>>>
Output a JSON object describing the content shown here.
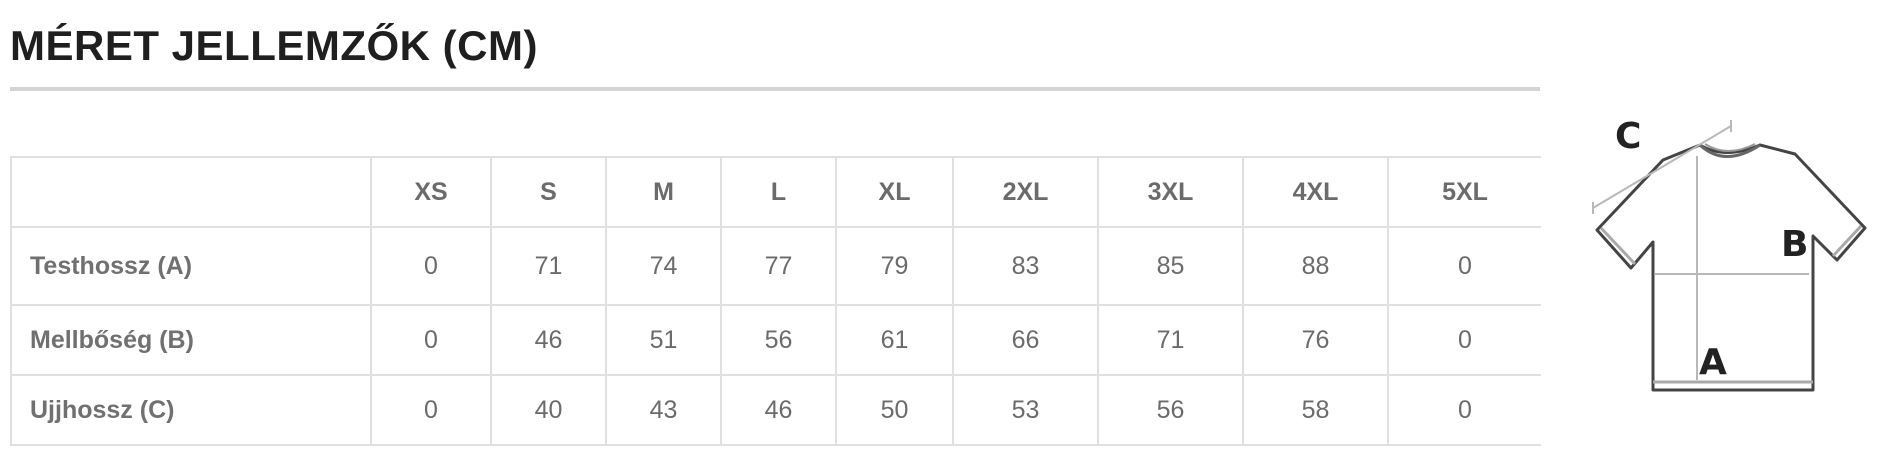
{
  "title": "MÉRET JELLEMZŐK (CM)",
  "table": {
    "corner": "",
    "columns": [
      "XS",
      "S",
      "M",
      "L",
      "XL",
      "2XL",
      "3XL",
      "4XL",
      "5XL"
    ],
    "rows": [
      {
        "label": "Testhossz (A)",
        "values": [
          "0",
          "71",
          "74",
          "77",
          "79",
          "83",
          "85",
          "88",
          "0"
        ]
      },
      {
        "label": "Mellbőség (B)",
        "values": [
          "0",
          "46",
          "51",
          "56",
          "61",
          "66",
          "71",
          "76",
          "0"
        ]
      },
      {
        "label": "Ujjhossz (C)",
        "values": [
          "0",
          "40",
          "43",
          "46",
          "50",
          "53",
          "56",
          "58",
          "0"
        ]
      }
    ]
  },
  "diagram": {
    "label_a": "A",
    "label_b": "B",
    "label_c": "C"
  }
}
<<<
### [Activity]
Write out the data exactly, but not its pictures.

### [Reply to the exercise]
Output a JSON object describing the content shown here.
{
  "title": "MÉRET JELLEMZŐK (CM)",
  "table": {
    "corner": "",
    "columns": [
      "XS",
      "S",
      "M",
      "L",
      "XL",
      "2XL",
      "3XL",
      "4XL",
      "5XL"
    ],
    "rows": [
      {
        "label": "Testhossz (A)",
        "values": [
          "0",
          "71",
          "74",
          "77",
          "79",
          "83",
          "85",
          "88",
          "0"
        ]
      },
      {
        "label": "Mellbőség (B)",
        "values": [
          "0",
          "46",
          "51",
          "56",
          "61",
          "66",
          "71",
          "76",
          "0"
        ]
      },
      {
        "label": "Ujjhossz (C)",
        "values": [
          "0",
          "40",
          "43",
          "46",
          "50",
          "53",
          "56",
          "58",
          "0"
        ]
      }
    ]
  },
  "diagram": {
    "label_a": "A",
    "label_b": "B",
    "label_c": "C"
  }
}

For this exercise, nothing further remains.